COLUMBUS, Ohio — The balcony collapse at the Falls at Hayden Run condominiums happened in May 2017, but nearly 18 months later Arlene and Roger Guess are still dealing with the effects.
For the first time Roger and Arlene Guess are sharing publicly what they remember about the collapse at Arlene's condo.
“To be so close, yet you can’t help the person you love the most. In that moment, it’s terrifying,” said Arlene Guess.
It was May 30th, 2017 when Arlene’s condo balcony collapsed. The same day when life as Arlene and Roger knew it would never be the same.
“All at once it was just moving nothing we could do,” said Roger Guess.
It was a sudden, and nearly 12-foot drop for both.
All Arlene remembers is returning home from work to find her dad standing on her balcony.
“I walked outside to let him know I was home and almost immediately the deck detached from the house and the next thing I know I woke up on the ground face down,” said Arlene.
The fall knocked them both unconscious.
“I don’t know for how long I was out but I just woke up in excruciating pain,” said Arlene.
She couldn’t see her father but heard his screams for help.
“I was yelling at her trying to see if she was okay I said I can’t move I can’t get to you,” said Roger.
Roger says as a dad, that part was the worst.
“Your first thought is your daughter and you want to get to her so I couldn’t move because my legs were twisted up underneath me and backwards that hurts a tremendous amount, yes,” said Roger.
Roger says he was thrown against the building and the fall shattered his legs and ankles. His head was also split open.
“My arm was trapped up in the bumper,” said Arlene.
Arlene says her arm was stuck in the bumper of her car that was crushed by the balcony.
“I had multiple fractured vertebrae, fractured tail bone, fractured right hip, multiple fractures in my pelvis,” said Arlene.
The father and daughter would become separated in their fight to recover. For a time, neither know how the other was doing. Arlene Guess ended up in the ICU for a few days because of all of her injuries, while Roger Guess was immediately taken into surgery after getting to the hospital, to repair his left ankle and left leg.

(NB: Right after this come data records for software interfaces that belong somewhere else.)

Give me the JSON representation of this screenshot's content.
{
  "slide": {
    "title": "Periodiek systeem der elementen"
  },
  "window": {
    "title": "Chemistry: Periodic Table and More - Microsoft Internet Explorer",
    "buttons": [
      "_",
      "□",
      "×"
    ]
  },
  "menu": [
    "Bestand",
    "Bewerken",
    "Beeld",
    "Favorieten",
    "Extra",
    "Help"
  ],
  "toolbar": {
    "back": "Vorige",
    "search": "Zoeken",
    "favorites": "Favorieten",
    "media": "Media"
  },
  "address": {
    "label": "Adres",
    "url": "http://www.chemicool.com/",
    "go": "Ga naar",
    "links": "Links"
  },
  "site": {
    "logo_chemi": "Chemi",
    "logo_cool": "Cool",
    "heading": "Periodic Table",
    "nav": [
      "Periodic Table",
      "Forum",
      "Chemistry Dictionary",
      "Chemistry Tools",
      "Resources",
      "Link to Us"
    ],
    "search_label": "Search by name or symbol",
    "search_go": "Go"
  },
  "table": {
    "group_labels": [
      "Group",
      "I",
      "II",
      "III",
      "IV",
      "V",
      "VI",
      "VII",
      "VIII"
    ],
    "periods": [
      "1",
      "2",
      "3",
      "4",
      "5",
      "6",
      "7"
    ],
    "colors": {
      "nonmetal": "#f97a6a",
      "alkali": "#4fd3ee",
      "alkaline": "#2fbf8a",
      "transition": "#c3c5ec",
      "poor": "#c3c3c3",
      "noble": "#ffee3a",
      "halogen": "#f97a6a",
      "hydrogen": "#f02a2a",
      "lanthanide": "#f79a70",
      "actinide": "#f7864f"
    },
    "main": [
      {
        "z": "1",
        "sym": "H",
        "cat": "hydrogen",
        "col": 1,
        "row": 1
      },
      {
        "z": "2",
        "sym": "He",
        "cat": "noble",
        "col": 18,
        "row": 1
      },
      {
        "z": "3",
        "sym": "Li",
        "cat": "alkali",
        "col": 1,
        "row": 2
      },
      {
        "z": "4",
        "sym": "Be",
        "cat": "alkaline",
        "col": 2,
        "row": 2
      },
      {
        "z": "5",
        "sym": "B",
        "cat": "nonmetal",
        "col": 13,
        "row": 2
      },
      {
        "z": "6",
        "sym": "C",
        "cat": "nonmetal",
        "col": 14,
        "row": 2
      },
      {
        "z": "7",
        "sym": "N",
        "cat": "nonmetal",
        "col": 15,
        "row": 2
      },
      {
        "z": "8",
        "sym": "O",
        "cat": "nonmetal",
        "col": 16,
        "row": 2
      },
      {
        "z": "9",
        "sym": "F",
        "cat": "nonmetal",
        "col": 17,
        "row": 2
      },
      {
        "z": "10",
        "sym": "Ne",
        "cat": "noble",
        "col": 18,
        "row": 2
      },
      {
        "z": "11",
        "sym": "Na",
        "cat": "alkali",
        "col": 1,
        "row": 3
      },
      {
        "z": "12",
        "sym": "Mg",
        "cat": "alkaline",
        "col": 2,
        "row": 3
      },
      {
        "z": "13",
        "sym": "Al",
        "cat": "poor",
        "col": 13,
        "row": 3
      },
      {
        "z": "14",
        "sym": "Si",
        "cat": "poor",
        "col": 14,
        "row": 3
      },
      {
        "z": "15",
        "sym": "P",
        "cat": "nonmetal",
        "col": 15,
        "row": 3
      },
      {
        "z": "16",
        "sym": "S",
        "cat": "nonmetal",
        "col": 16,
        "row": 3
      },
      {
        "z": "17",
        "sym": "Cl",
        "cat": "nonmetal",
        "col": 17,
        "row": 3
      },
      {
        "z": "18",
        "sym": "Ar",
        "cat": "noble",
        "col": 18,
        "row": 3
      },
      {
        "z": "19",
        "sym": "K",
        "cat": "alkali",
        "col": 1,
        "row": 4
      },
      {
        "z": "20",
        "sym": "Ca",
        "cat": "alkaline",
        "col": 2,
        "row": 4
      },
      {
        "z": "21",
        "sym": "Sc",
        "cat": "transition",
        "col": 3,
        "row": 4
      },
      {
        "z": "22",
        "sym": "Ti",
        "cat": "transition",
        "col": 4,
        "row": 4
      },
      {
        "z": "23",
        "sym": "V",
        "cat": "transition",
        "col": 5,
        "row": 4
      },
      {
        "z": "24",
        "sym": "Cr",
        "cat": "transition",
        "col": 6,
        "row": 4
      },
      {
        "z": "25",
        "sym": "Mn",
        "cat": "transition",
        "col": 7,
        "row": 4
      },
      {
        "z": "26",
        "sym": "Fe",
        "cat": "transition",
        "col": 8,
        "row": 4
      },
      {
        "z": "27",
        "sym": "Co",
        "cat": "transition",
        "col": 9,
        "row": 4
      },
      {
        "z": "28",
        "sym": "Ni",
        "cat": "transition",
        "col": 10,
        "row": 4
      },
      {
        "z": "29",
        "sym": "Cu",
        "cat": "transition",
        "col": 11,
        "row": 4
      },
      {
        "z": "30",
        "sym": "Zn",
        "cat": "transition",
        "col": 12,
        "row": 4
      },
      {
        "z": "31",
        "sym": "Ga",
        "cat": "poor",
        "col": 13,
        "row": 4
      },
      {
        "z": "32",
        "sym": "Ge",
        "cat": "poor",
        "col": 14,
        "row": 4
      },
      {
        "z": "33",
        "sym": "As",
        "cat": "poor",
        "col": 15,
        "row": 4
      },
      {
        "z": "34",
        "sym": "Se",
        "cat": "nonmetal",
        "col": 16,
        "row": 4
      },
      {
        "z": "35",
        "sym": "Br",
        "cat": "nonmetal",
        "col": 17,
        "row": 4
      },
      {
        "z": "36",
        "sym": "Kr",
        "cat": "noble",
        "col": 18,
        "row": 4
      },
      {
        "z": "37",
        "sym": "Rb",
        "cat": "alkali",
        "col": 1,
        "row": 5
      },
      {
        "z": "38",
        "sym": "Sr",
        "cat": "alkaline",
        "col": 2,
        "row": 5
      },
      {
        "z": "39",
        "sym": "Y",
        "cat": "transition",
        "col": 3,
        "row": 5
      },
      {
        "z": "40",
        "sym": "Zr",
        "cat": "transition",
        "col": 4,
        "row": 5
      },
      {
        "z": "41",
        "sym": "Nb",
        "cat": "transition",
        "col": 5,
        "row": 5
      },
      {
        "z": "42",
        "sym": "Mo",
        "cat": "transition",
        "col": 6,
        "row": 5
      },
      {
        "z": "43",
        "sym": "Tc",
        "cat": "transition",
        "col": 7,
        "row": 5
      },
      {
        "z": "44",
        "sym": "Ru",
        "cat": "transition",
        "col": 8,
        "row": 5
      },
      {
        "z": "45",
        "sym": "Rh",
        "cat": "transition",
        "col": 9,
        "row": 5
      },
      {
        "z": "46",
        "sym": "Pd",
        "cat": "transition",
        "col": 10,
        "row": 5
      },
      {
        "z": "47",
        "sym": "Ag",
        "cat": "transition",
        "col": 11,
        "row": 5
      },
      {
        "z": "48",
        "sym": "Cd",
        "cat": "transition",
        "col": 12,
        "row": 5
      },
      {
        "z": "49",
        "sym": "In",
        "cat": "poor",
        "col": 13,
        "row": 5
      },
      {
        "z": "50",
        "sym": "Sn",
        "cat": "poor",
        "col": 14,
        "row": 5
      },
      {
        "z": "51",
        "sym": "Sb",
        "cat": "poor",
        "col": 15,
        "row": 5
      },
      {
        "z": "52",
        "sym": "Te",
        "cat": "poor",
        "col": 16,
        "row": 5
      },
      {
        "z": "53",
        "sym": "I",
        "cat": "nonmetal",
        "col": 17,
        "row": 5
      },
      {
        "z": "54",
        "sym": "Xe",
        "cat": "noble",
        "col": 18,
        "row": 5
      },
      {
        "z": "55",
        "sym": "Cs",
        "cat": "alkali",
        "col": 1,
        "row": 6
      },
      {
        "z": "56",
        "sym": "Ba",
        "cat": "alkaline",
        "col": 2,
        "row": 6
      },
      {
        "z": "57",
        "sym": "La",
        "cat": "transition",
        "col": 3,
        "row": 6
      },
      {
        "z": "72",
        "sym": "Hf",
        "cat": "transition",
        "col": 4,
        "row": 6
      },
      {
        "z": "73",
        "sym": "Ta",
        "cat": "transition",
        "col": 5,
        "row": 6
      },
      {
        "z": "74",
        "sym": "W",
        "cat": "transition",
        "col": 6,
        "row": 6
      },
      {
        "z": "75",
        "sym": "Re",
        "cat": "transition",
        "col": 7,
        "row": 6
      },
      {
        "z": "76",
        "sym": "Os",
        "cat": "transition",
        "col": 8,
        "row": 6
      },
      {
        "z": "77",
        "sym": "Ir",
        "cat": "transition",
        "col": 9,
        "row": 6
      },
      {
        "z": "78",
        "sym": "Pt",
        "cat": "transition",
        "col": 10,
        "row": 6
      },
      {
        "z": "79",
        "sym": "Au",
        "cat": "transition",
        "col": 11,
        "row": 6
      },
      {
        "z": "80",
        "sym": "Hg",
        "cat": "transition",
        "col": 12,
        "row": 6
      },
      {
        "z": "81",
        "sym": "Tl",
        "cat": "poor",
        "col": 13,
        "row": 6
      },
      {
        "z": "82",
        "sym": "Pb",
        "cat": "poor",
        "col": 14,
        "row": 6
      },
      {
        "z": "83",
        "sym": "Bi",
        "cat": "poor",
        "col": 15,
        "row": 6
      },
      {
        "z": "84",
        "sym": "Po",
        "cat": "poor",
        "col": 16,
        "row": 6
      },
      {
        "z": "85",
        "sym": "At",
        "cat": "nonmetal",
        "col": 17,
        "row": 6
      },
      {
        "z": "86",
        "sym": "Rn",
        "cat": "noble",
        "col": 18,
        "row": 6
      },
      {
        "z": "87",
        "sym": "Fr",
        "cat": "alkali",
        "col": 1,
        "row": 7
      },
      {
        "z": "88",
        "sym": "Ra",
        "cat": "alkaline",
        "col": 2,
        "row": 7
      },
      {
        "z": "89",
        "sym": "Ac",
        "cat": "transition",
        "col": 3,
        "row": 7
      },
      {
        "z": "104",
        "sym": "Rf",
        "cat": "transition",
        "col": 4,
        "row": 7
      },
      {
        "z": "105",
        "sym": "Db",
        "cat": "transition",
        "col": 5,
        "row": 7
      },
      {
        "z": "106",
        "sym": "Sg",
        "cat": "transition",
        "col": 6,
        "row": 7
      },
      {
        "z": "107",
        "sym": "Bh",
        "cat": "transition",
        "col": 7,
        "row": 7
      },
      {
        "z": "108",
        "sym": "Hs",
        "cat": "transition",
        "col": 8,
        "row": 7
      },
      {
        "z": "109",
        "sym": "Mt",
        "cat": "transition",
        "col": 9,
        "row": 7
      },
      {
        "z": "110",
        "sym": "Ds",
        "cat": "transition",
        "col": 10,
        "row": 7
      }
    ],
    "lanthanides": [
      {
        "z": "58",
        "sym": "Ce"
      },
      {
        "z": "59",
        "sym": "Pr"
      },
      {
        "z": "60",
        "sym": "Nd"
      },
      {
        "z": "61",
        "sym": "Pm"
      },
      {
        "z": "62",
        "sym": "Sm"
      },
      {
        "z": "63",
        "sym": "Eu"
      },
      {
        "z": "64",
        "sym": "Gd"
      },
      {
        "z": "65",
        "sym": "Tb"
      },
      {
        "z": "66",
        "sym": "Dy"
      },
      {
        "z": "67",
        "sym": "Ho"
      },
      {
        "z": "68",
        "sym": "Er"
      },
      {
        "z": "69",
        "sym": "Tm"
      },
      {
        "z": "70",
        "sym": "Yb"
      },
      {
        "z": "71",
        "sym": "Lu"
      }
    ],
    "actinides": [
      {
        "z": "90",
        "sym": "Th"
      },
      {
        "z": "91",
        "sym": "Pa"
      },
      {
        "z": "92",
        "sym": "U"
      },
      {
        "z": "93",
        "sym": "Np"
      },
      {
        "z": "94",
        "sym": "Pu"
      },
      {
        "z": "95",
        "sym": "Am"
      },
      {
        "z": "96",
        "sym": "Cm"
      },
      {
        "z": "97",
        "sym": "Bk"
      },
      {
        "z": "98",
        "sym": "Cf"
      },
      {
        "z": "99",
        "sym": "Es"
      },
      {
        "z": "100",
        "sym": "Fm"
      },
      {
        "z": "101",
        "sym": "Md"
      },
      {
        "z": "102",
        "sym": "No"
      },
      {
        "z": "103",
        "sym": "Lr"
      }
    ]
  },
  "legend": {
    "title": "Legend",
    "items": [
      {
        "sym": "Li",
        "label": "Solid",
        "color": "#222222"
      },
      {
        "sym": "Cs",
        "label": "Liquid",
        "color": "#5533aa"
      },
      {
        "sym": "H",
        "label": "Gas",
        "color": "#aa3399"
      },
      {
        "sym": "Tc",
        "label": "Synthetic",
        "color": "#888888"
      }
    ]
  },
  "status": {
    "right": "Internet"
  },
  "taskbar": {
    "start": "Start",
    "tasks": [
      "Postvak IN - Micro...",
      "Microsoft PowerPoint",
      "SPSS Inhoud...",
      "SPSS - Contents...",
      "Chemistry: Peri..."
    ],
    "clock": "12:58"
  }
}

They spent days in separate hospital wings and then came months of physical therapy as both had to learn to walk again.
“Walking on my own was probably two months after the accident,” said Arlene.
Roger says his progression was also slow and steady.
“The first time I was fully on my legs was three and a half months and all I did was shake,” said Roger.
The damaged deck was removed over the summer, more than a year after the collapse. A lawsuit alleges the Falls at Hayden Run Condominium Association and Lifestyle Communities knew at least one other balcony had fallen and didn’t tell homeowners or make necessary repairs. After the collapse, the city of Columbus had deemed more than 150 condominium decks unsafe and needed repair.
Arlene says their long journey to recover after the collapse revealed new injuries and medical setbacks.
Months later, Roger needed surgery yet again after finding out the fall tore his shoulder. Arlene says she had so much trauma to the tissue on the side of her leg that it couldn't heal. Her parents helped with an excruciating procedure to change Arlene's bandages after two surgeries.
“I wouldn’t wish the pain on my worst enemy, essentially it felt like someone was ripping your skin open,” said Arlene.
Both say they still live with daily pain and are limited in what they can do.
“I’ll never be able to go on ladders again because my ankles do not bend so that’s going to stop a lot of stuff I was able to do,” said Roger.
The collapse has also brought on anxiety.
“Any surface that feels unsteady to me I instantly go back to that moment and just have a pit in my stomach and it’s terrifying,” said Arlene.
Arlene returned home to her condo four months after the collapse. She says she keeps the balcony door curtain closed.
“When you’re reminded of that daily it takes a toll on you it’s exhausting so it’s a lot easier to close the curtains and pretend like it’s not there and try to pretend like it didn’t happen,” said Arlene.
But there’s no masking Arlene and Roger’s mental and physical reality. They say there's a constant reminder every day that there's something wrong with them after the injuries. Time may not heal everything.
“I don’t think you can experience trauma and experience a moment like that and not carry it with you for the rest of your life and I’m sure there are going to be times 10 to 20 years from now that even the smallest little thing will bring back that memory,” said Arlene.
Roger says he will need more surgeries to remove screws in one leg and repair an ankle. As for the lawsuit, the family's attorney says the case is set for trial next spring.